Working of cell phones and radiation absorption
Cell phones communicate with nearby cell towers through RF waves, a form of energy spectrum between FM radio waves and microwaves. Like FM radio waves, microwaves, visible light, and heat, they are a form of non-ionizing radiation.
Part of the radio waves emitted by a mobile telephone handsets are absorbed by the human head. The radio waves emitted by a GSM handset can have a peak power of 2 watts, and a US analogue phone had a maximum transmit power of 3.6 watts. Other digital mobile technologies, such as CDMA2000 and D-AMPS, use lower output power, typically below 1 watt.
The rate at which radiation is absorbed by the human body is measured by the Specific Absorption Rate (SAR), and its maximum levels for modern handsets have been set by governmental regulating agencies in many countries. In the USA, the FCC has set a SAR limit of 1.6 W/kg, averaged over a volume of 1 gram of tissue, for the head. In Europe, the limit is 2 W/kg, averaged over a volume of 10 grams of tissue.
Effects of radiation
Although many studies have examined the potential health effects of non-ionizing radiation from radar, microwave ovens, and other sources, there is currently no consistent evidence that non-ionizing radiation increases cancer risk.
The only known biological effect of radio frequency energy is heating. The ability of microwave ovens to heat food is one example of this effect of radiofrequency energy. Radiofrequency exposure from cell phone use does cause heating; however, it is not sufficient to increase body temperature significantly.
Recent study of link between cell phone use...
and brain cancer / central nervous system tumors
Researchers from the Institute of Cancer Epidemiology at the Danish Cancer Society in Copenhagen looked at national health and mobile phone records in Denmark, and compared cancer rates between long-term mobile phone users and the rest. They published their findings in the 20 October issue of the British Medical Journal (BMJ ).

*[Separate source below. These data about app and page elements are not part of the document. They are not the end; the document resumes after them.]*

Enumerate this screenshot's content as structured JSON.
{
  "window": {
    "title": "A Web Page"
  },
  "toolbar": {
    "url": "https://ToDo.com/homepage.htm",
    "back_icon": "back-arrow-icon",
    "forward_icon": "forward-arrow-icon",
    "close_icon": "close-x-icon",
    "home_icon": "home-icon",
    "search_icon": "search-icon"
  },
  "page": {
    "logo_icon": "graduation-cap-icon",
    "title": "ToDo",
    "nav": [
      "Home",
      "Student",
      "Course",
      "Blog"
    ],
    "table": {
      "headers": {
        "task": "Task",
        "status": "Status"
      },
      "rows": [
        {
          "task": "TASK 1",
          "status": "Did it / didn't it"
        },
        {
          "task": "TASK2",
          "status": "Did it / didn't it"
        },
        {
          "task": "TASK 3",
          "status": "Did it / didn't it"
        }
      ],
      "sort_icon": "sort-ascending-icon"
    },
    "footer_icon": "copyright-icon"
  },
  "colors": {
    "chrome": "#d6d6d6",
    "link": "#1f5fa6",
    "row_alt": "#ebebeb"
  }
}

The researchers collected health data record of all aged 30 and over who were born in Denmark after 1925, and the divided this population into two groups: those who became mobile phone subscribers before 1995. This came to about 3.6 million subscribers and the rest about 3.2 million.
They then cross-referenced this data with entries in the complete Danish Cancer Register to calculate the risk of tumors of the central nervous system.
They concluded “There was no indication of dose-response relation either by years since first subscription for a mobile phone or by anatomical location of the tumor – that is, in regions of the brain closest to where the handset is usually held to the head. In this update of a large nationwide cohort study of mobile phone use, there were no increased risks of tumours of the central nervous system, providing little evidence for a causal association.”
Hazel Nunn, head of evidence and health information at Cancer Research UK, said that this study was the “strongest evidence yet”, and “minimized many of the problems of previous research in this area. However she urges for continued monitoring.